#### PROMPT
Each line from the material with the word "home" in it must be copied.

#####

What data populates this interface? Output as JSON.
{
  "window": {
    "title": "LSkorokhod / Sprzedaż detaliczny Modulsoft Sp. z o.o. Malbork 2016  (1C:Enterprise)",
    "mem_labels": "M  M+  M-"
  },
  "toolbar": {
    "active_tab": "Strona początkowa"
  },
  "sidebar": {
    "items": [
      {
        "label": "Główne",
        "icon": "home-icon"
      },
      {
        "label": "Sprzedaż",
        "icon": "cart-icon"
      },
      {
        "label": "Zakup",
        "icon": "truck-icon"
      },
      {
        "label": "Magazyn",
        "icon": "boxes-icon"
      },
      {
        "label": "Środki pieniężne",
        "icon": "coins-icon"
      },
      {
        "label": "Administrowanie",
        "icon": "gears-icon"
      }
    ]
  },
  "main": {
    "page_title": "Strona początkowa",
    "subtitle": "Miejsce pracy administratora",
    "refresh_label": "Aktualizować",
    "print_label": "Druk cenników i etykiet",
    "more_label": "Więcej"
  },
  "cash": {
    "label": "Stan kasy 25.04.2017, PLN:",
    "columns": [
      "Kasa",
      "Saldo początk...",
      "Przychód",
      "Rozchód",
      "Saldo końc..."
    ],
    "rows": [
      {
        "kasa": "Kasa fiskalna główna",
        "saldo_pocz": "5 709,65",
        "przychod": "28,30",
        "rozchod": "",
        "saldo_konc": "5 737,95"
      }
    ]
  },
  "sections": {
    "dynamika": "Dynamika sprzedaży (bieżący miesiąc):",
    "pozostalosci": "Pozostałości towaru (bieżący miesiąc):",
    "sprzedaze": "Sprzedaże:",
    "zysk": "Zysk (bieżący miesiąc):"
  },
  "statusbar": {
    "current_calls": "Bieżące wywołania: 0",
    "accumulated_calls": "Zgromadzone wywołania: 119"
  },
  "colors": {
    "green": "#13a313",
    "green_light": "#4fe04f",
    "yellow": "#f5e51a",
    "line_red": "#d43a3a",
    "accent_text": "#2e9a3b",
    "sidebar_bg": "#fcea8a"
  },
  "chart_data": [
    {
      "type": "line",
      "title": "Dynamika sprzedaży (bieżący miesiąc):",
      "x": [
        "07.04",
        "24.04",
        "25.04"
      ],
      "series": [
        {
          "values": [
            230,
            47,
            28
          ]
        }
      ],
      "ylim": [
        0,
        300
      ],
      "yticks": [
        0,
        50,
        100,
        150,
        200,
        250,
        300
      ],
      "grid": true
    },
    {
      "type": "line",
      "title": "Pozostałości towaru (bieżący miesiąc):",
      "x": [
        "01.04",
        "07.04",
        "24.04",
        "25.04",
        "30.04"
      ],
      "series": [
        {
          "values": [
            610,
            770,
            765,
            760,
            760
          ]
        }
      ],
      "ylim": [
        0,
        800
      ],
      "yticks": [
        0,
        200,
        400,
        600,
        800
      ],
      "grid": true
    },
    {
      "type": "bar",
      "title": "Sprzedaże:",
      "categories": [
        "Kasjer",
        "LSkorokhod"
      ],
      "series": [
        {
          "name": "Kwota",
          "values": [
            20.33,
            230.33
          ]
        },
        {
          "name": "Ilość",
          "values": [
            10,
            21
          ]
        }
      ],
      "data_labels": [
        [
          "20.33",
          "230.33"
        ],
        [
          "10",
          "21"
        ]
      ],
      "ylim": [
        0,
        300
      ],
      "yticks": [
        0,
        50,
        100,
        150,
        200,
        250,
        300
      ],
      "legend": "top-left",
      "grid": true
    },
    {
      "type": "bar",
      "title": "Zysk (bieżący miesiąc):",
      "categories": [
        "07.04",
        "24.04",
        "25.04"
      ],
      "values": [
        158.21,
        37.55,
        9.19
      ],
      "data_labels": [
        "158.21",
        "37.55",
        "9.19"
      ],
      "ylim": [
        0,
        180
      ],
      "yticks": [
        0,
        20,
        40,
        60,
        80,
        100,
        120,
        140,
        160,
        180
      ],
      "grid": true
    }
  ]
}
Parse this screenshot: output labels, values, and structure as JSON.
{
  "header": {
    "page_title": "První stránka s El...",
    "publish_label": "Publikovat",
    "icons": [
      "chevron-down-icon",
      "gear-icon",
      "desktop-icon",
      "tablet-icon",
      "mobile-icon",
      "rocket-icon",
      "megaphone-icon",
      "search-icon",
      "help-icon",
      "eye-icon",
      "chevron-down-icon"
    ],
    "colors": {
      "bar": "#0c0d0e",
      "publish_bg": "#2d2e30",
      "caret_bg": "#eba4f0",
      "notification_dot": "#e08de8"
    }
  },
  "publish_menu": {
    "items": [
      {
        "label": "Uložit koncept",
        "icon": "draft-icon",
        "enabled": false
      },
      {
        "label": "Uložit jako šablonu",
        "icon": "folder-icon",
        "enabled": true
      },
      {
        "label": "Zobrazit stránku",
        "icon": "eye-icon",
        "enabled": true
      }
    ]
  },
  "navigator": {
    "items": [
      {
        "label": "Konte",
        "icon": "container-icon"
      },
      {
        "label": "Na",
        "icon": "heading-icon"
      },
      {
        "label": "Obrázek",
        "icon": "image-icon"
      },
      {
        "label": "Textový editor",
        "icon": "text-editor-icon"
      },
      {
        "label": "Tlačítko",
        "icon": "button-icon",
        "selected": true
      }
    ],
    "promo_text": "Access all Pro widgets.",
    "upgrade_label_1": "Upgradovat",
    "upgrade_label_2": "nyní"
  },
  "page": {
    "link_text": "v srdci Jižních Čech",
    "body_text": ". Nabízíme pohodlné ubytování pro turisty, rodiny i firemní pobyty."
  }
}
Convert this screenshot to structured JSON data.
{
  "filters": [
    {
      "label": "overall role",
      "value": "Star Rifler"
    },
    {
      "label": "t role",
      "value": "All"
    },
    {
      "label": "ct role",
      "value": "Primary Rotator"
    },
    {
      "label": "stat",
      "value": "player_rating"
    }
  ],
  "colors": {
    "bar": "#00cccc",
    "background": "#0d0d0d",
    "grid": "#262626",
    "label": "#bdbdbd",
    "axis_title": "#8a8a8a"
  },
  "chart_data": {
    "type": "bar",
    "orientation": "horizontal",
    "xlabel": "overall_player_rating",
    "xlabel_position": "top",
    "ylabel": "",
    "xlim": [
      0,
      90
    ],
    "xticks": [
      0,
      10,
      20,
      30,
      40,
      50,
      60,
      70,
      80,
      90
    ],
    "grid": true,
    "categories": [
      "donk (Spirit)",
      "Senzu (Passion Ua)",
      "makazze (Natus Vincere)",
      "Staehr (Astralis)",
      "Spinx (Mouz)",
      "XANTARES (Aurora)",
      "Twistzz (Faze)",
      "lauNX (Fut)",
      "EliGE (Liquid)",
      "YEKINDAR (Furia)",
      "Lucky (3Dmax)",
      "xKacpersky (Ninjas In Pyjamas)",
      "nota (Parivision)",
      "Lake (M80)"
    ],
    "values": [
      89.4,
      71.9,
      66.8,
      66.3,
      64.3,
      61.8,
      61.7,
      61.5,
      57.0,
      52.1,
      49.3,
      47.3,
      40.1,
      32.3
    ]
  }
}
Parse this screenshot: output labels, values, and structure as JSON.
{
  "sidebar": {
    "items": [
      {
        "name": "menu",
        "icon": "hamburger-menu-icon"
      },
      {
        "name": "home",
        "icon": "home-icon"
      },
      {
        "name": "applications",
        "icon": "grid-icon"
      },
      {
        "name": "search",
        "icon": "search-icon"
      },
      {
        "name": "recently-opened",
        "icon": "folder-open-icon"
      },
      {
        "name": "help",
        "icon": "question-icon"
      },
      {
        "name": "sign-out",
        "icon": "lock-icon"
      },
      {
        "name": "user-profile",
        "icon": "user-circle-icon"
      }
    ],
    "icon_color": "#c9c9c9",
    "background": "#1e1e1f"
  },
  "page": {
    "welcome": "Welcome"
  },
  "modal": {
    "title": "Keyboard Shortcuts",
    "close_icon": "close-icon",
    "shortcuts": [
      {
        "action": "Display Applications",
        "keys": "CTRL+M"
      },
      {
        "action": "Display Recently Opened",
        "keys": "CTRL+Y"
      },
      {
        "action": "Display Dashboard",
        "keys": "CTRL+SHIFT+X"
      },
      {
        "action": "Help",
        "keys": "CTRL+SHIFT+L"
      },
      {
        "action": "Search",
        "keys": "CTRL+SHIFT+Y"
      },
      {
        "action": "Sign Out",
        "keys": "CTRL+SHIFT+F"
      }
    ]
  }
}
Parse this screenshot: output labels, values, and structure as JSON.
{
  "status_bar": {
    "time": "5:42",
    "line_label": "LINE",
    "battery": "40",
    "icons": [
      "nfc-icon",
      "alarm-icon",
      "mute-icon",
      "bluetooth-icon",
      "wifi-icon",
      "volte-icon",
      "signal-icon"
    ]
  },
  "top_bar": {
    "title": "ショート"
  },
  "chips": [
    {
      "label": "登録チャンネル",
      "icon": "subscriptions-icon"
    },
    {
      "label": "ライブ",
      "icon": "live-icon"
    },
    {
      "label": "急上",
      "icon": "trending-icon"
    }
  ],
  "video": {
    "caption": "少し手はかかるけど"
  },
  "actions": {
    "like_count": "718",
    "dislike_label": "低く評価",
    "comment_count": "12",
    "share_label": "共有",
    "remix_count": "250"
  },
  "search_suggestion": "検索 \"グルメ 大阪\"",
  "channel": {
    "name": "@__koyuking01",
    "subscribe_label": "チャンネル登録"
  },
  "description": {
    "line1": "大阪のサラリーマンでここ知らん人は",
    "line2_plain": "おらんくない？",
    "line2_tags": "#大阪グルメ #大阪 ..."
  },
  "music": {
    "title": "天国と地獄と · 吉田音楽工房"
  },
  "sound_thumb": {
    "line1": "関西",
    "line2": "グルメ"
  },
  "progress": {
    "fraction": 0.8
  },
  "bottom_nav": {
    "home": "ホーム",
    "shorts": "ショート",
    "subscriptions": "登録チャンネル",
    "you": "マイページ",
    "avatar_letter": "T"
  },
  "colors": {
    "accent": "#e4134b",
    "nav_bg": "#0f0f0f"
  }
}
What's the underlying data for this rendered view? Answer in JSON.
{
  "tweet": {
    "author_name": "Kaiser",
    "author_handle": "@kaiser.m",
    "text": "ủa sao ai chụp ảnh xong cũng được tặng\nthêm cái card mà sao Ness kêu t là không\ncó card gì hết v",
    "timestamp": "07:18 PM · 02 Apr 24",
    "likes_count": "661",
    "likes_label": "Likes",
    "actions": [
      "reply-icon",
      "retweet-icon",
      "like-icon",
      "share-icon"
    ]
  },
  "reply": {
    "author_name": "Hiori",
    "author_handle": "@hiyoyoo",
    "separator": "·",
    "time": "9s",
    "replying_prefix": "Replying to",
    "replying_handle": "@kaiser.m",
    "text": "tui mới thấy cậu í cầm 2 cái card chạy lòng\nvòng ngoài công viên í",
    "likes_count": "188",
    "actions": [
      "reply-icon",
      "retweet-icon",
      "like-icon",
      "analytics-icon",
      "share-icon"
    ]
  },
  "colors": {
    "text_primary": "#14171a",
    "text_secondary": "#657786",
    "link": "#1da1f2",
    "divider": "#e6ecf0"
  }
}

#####

#### OUTPUT OF THE TASK
        "icon": "home-icon"
        "name": "home",
        "icon": "home-icon"
    "home": "ホーム",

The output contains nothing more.